Stored items from a collection
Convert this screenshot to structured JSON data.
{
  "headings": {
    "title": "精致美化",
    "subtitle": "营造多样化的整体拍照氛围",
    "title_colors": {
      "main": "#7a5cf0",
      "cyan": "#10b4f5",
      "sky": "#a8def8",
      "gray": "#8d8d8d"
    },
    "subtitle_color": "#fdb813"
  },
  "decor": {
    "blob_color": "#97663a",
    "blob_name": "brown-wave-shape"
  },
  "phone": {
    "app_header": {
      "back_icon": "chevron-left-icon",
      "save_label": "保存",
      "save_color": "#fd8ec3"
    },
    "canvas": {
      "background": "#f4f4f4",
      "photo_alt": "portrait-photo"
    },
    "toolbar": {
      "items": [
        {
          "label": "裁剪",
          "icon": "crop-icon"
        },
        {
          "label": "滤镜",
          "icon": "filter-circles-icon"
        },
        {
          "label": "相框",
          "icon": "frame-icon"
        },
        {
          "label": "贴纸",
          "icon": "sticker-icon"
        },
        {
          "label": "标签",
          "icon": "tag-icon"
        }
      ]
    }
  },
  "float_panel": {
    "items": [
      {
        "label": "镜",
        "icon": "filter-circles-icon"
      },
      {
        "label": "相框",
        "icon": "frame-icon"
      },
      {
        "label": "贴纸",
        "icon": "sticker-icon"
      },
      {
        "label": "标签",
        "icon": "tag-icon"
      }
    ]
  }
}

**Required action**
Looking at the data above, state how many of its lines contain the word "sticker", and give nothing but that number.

**The answer**
2